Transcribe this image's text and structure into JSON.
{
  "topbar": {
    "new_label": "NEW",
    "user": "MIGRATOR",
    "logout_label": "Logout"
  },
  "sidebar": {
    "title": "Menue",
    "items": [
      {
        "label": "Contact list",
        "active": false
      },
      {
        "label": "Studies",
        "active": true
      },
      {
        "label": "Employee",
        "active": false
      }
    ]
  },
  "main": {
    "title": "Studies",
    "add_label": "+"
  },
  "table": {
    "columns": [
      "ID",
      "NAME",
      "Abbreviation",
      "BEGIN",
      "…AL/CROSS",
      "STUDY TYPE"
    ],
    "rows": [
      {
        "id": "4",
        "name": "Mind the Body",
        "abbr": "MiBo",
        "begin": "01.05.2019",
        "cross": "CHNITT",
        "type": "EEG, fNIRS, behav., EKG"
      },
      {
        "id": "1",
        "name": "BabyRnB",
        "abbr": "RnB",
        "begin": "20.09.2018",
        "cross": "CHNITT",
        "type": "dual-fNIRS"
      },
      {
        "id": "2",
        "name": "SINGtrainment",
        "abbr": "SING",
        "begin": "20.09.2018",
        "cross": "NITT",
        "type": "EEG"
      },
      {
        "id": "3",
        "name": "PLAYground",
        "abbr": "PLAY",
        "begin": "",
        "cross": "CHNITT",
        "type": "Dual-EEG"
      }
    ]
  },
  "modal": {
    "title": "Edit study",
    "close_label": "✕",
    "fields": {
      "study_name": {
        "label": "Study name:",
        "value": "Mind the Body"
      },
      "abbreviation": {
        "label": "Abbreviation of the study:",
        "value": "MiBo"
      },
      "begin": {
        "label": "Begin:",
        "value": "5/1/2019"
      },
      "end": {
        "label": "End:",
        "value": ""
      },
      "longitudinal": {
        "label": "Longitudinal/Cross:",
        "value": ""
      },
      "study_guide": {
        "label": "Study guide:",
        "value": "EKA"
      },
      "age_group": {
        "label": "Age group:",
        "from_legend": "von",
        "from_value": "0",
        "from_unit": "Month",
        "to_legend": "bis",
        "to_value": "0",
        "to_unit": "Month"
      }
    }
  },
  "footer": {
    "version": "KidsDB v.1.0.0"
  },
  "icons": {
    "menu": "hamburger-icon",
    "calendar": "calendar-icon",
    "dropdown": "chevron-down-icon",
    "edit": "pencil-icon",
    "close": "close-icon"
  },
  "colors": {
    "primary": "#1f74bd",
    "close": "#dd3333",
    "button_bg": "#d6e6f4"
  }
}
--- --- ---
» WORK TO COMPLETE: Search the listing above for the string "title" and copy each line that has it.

» SOLVED EXERCISE:
    "title": "Menue",
    "title": "Studies",
    "title": "Edit study",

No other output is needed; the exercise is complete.